As infants and toddlers learn to manipulate the world around them, they will experiment with the concepts listed above in a variety of ways, such as stacking blocks, grouping items by color, counting cracks in the sidewalk, and indicating their own age by holding up a corresponding number of fingers. In response to the need to teach these skills to young children come many board books that can be enjoyed with your baby, that also contribute to teaching them mathematical concepts. Some of them have colors and patterns that your baby can look at, while others have textures for your baby to feel (and, inevitably, taste).

Counting and Shape Books

Books about counting are stories that encourage children to count in fun ways, such as Counting Kisses, which is sure to bring smiles along with its titular kisses, and Toddler Two, a story about twins counting pairs of things (here, you and your child also touch upon grouping).

Pattern books usually come in black and white, which draws your baby’s eye to patterns and contrasting colors. They pay attention and interact with the book, but the exposure to patterns in what’s really important for their development. Spots and Dots has no words at all, but features geometric shapes that draw the eye and stimulate the brain.

Shapes are frequently found in board books because they can be brightly colored as well as adapted to other mathematical concepts (such as patterns, counting and grouping), but books such as The Book of Shapes give them the spotlight.

Personalized Books

Personalized books add an extra layer of attention, because the math adventures in the books feature your child in a prominent role, usually as a main or pivotal character. Many of these books feature well-known characters, such as Disney princesses, superheroes, or Sesame Street characters. Let’s Count, for example, has children counting with Elmo, Bert and Ernie from Sesame Street, and Dora the Explorer personalized books even feature counting in Spanish.

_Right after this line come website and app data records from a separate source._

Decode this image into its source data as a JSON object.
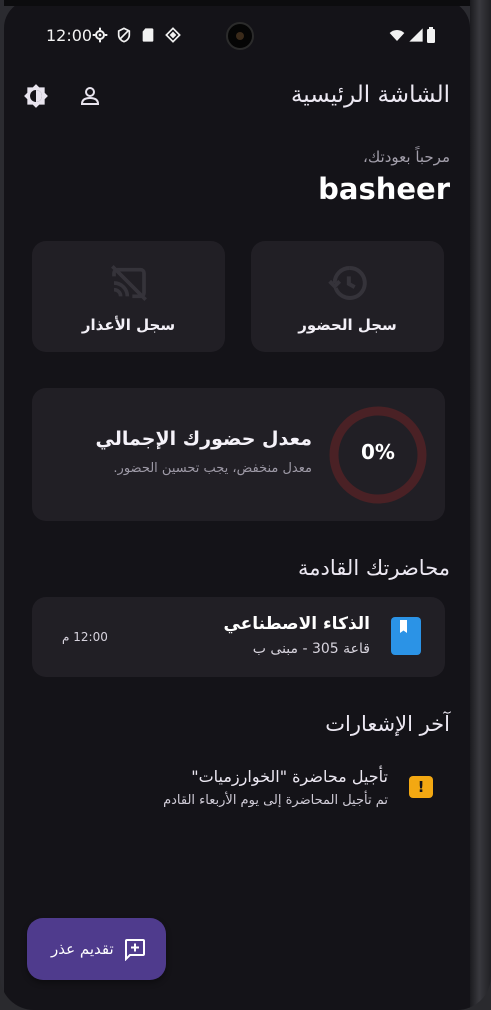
{
  "status_bar": {
    "time": "12:00",
    "icons": [
      "gear-icon",
      "shield-icon",
      "sd-card-icon",
      "vpn-icon",
      "wifi-icon",
      "signal-icon",
      "battery-icon"
    ]
  },
  "header": {
    "title": "الشاشة الرئيسية",
    "icons": [
      "theme-toggle-icon",
      "profile-icon"
    ]
  },
  "welcome": {
    "greeting": "مرحباً بعودتك،",
    "name": "basheer"
  },
  "actions": {
    "attendance_log": "سجل الحضور",
    "excuses_log": "سجل الأعذار"
  },
  "attendance": {
    "value": "0%",
    "rate": 0,
    "title": "معدل حضورك الإجمالي",
    "subtitle": "معدل منخفض، يجب تحسين الحضور.",
    "ring_color": "#4a2125"
  },
  "upcoming": {
    "section_title": "محاضرتك القادمة",
    "lecture": {
      "title": "الذكاء الاصطناعي",
      "room": "قاعة 305 - مبنى ب",
      "time": "12:00 م"
    }
  },
  "notifications": {
    "section_title": "آخر الإشعارات",
    "items": [
      {
        "title": "تأجيل محاضرة \"الخوارزميات\"",
        "body": "تم تأجيل المحاضرة إلى يوم الأربعاء القادم",
        "icon_glyph": "!"
      }
    ]
  },
  "fab": {
    "label": "تقديم عذر"
  },
  "colors": {
    "background": "#141318",
    "card": "#211f25",
    "accent": "#4f3b8d",
    "lecture_icon": "#2b93e6",
    "warning": "#f3a812"
  }
}
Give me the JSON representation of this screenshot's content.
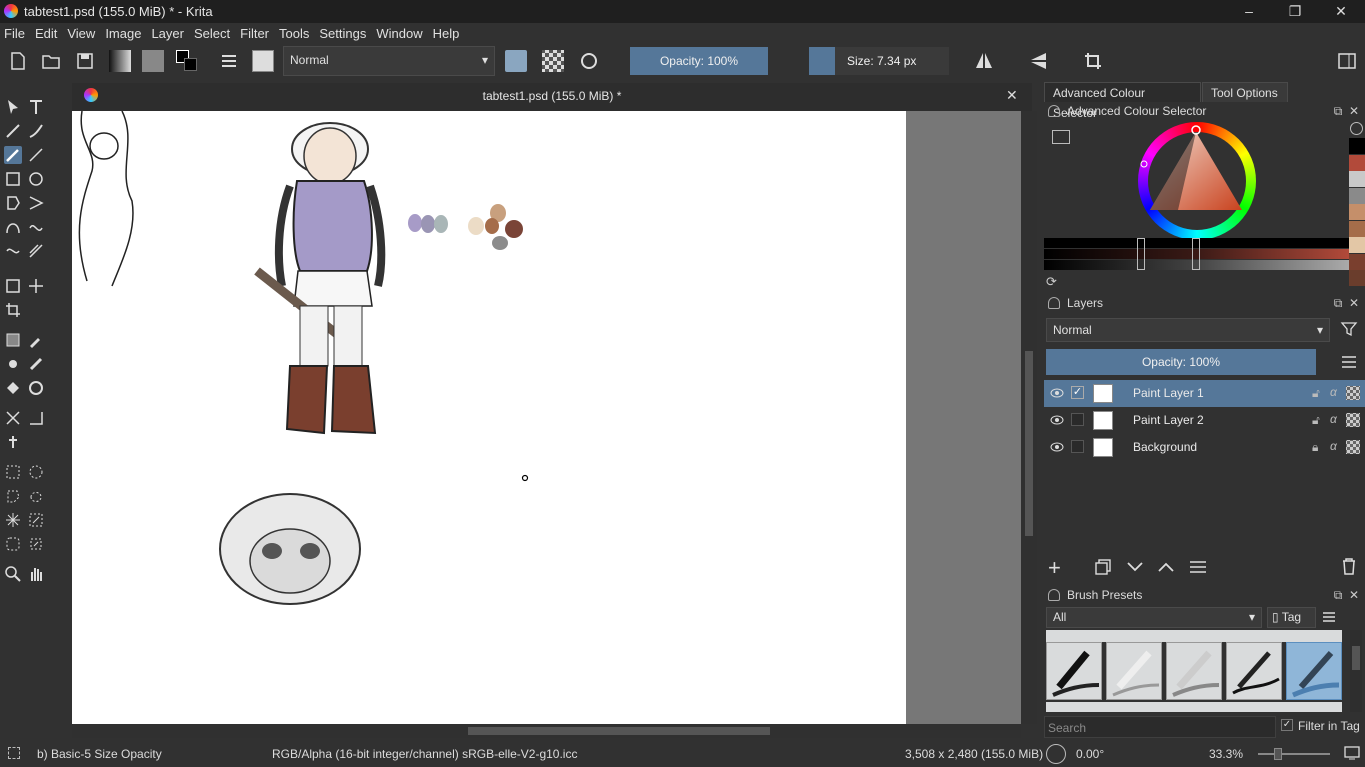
{
  "window": {
    "title": "tabtest1.psd (155.0 MiB) * - Krita",
    "minimize": "–",
    "maximize": "❐",
    "close": "✕"
  },
  "menu": [
    "File",
    "Edit",
    "View",
    "Image",
    "Layer",
    "Select",
    "Filter",
    "Tools",
    "Settings",
    "Window",
    "Help"
  ],
  "toolbar": {
    "blend_mode": "Normal",
    "opacity_label": "Opacity: 100%",
    "size_label": "Size: 7.34 px"
  },
  "document": {
    "tab_title": "tabtest1.psd (155.0 MiB) *",
    "close": "✕"
  },
  "colour_selector": {
    "tab_label": "Advanced Colour Selector",
    "tool_options_tab": "Tool Options",
    "title": "Advanced Colour Selector",
    "history_swatches": [
      "#000000",
      "#b24a3a",
      "#c9c9c9",
      "#8a8a8a",
      "#c58f6a",
      "#a56d4a",
      "#e3c7a6",
      "#7a3f2e",
      "#6a3d2c"
    ]
  },
  "layers": {
    "title": "Layers",
    "blend_mode": "Normal",
    "opacity_label": "Opacity:  100%",
    "items": [
      {
        "name": "Paint Layer 1",
        "selected": true,
        "checked": true
      },
      {
        "name": "Paint Layer 2",
        "selected": false,
        "checked": false
      },
      {
        "name": "Background",
        "selected": false,
        "checked": false
      }
    ]
  },
  "brush_presets": {
    "title": "Brush Presets",
    "filter": "All",
    "tag_label": "Tag",
    "search_placeholder": "Search",
    "filter_in_tag": "Filter in Tag"
  },
  "status": {
    "brush": "b) Basic-5 Size Opacity",
    "colorspace": "RGB/Alpha (16-bit integer/channel)  sRGB-elle-V2-g10.icc",
    "dimensions": "3,508 x 2,480 (155.0 MiB)",
    "rotation": "0.00°",
    "zoom": "33.3%"
  },
  "colors": {
    "accent": "#557799",
    "panel": "#313131",
    "canvas_bg": "#777777"
  }
}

Babies and toddlers are sponges for knowledge of the world around them. The more they experience of life, the more they explore and open up the world around them. As more of the world comes within their reach, they absorb more and more about it. Encouraging learning through reading begins at a young age, and creates a bond with your child that will last a lifetime, but, as you can see, reading doesn’t have to be focused solely on words and language. There is plenty of room in a baby’s mind for learning math and numbers, too!